      As you can see, the US government has been preparing to make a move for years now, possibly as long ago as the 70s and 80s when machine learning via neural nets was becoming popular, and ideologies about the internet were surfacing. It provides the perfect framework for control. Think about it; a massively distributed misinformation and surveillance network, which the population purchases and implements on their own dime.  Hitler would have been licking his chops at such an opportunity.

    Despite the ominous warning signs, I'd like to have a hopeful outlook.

      We can use the fundamentals of a free market economic system to shift power wherever we like, as long as we decide as a collective. So I say let's collectively raise our middle fingers to any of the participants of PRISM, up until the point they apologize or at the very least withdraw their participation in the implementation of worldwide tyranny (actually, no apology necessary, just stop the peeping).  Nothing is worth its weight in liberty. That being said, it's clear there's been a blackout, or gag order, or some sort of non-disclosure that these companies have participated in.  Facebook and Google released suspiciously similar statements on the topic of PRISM.  It's obvious they were coerced, probably before and after, but I doubt they put up much of a fight.  It would have been relatively easy for Google to cause a fuss on the topic.  They could have published a little webcomic of someone peeping in a window and smacking their lips like an animal.  

      I strongly suggest you become outspoken on this issue.
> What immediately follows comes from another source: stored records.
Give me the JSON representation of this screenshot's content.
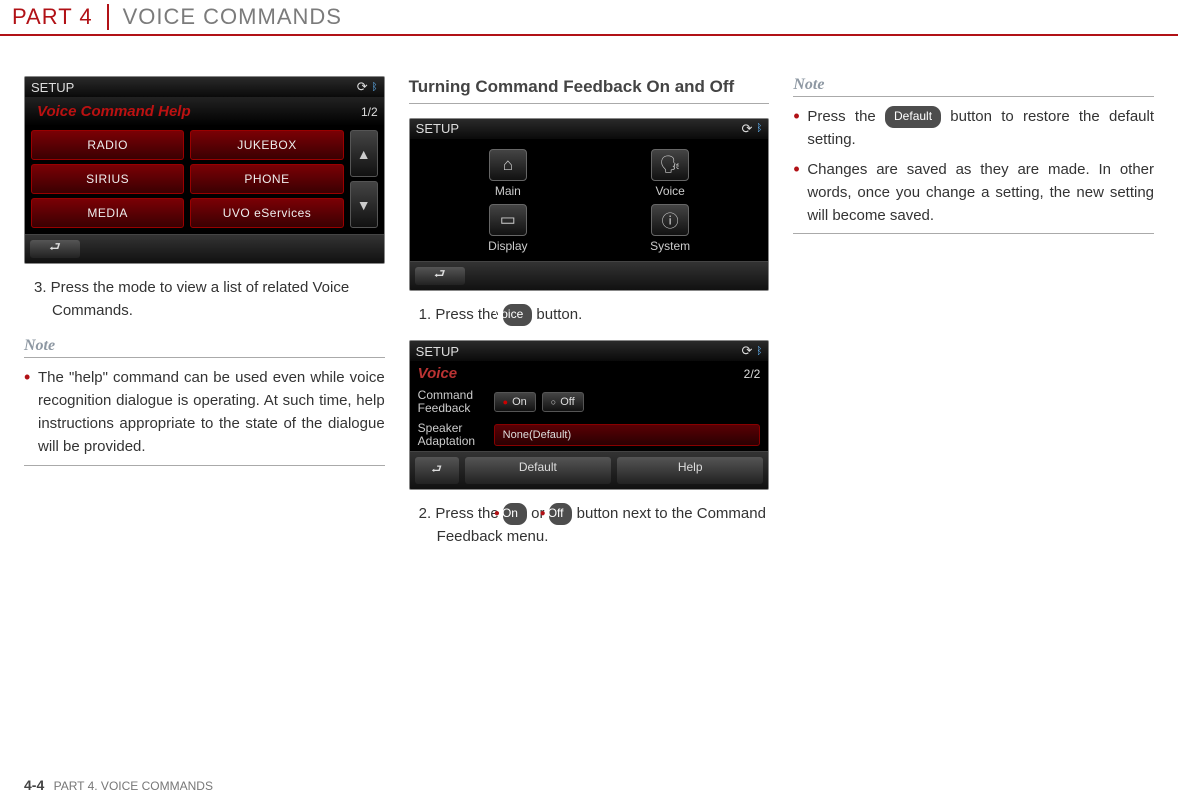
{
  "header": {
    "part": "PART 4",
    "title": "VOICE COMMANDS"
  },
  "col1": {
    "ss": {
      "top_left": "SETUP",
      "subtitle": "Voice Command Help",
      "page_ind": "1/2",
      "buttons": [
        "RADIO",
        "JUKEBOX",
        "SIRIUS",
        "PHONE",
        "MEDIA",
        "UVO eServices"
      ]
    },
    "step3": "3. Press the mode to view a list of related Voice Commands.",
    "note_h": "Note",
    "note1": "The \"help\" command can be used even while voice recognition dialogue is operating. At such time, help instructions appropriate to the state of the dialogue will be provided."
  },
  "col2": {
    "section": "Turning Command Feedback On and Off",
    "ss1": {
      "top_left": "SETUP",
      "tiles": [
        "Main",
        "Voice",
        "Display",
        "System"
      ]
    },
    "step1_a": "1. Press the ",
    "step1_btn": "Voice",
    "step1_b": " button.",
    "ss2": {
      "top_left": "SETUP",
      "subtitle": "Voice",
      "page_ind": "2/2",
      "row1_label": "Command Feedback",
      "row1_on": "On",
      "row1_off": "Off",
      "row2_label": "Speaker Adaptation",
      "row2_val": "None(Default)",
      "bottom": [
        "Default",
        "Help"
      ]
    },
    "step2_a": "2. Press the ",
    "step2_on": "On",
    "step2_mid": " or ",
    "step2_off": "Off",
    "step2_b": " button next to the Command Feedback menu."
  },
  "col3": {
    "note_h": "Note",
    "note1_a": "Press the ",
    "note1_btn": "Default",
    "note1_b": " button to restore the default setting.",
    "note2": "Changes are saved as they are made. In other words, once you change a setting, the new setting will become saved."
  },
  "footer": {
    "page": "4-4",
    "text": "PART 4. VOICE COMMANDS"
  }
}
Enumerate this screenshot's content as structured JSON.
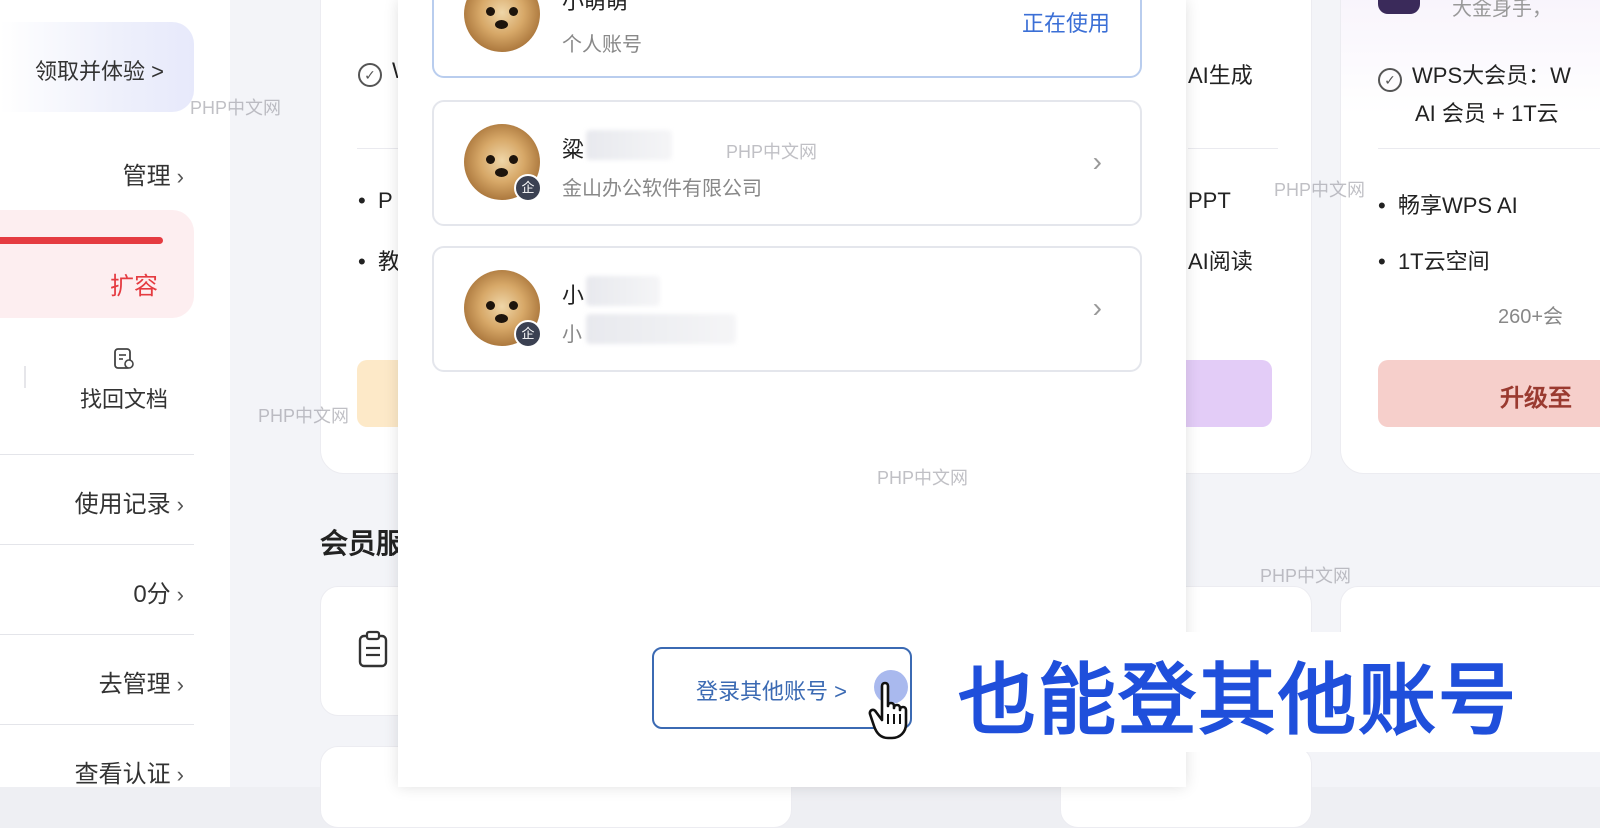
{
  "sidebar": {
    "trial_label": "领取并体验 >",
    "manage_label": "管理",
    "expand_label": "扩容",
    "recover_label": "找回文档",
    "usage_label": "使用记录",
    "points_label": "0分",
    "go_manage_label": "去管理",
    "verify_label": "查看认证"
  },
  "plans": {
    "left_feature_partial": "W",
    "left_bullet_1": "P",
    "left_bullet_2": "教",
    "mid_feature_partial": "AI生成",
    "mid_bullet_1": "PPT",
    "mid_bullet_2": "AI阅读",
    "right_partial_top": "大金身手，",
    "right_feature_line1": "WPS大会员：W",
    "right_feature_line2": "AI 会员 + 1T云",
    "right_bullet_1": "畅享WPS AI",
    "right_bullet_2": "1T云空间",
    "right_more": "260+会",
    "right_button": "升级至"
  },
  "section": {
    "members_title": "会员服"
  },
  "modal": {
    "accounts": [
      {
        "name": "小萌萌",
        "subtitle": "个人账号",
        "status": "正在使用",
        "enterprise": false
      },
      {
        "name": "粱",
        "subtitle": "金山办公软件有限公司",
        "status": "",
        "enterprise": true
      },
      {
        "name": "小",
        "subtitle": "小",
        "status": "",
        "enterprise": true
      }
    ],
    "enterprise_badge": "企",
    "login_other_label": "登录其他账号 >"
  },
  "caption": "也能登其他账号",
  "watermark": "PHP中文网",
  "colors": {
    "accent_red": "#e53b41",
    "modal_link_blue": "#3b6ab3",
    "caption_blue": "#1f4fdb",
    "status_blue": "#3b6fd6"
  }
}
Leave comments on the main webpages, news media, or link one of my articles if you agree this is an issue people should be aware of. At the moment, the system that is in place is designed to catch terrorists through what is called metadata, which is a macroscopic interpretation of information flowing through the internet; such as many calls being placed to a suspicious location, and likely banking services. 

  But doing nothing is irresponsible, and we can't rely on the American populace to control their government, that is naive and strategically lazy. People need to spread the word, and shake up the House of Commons in Canada, Congress in the States, Parliament in the UK.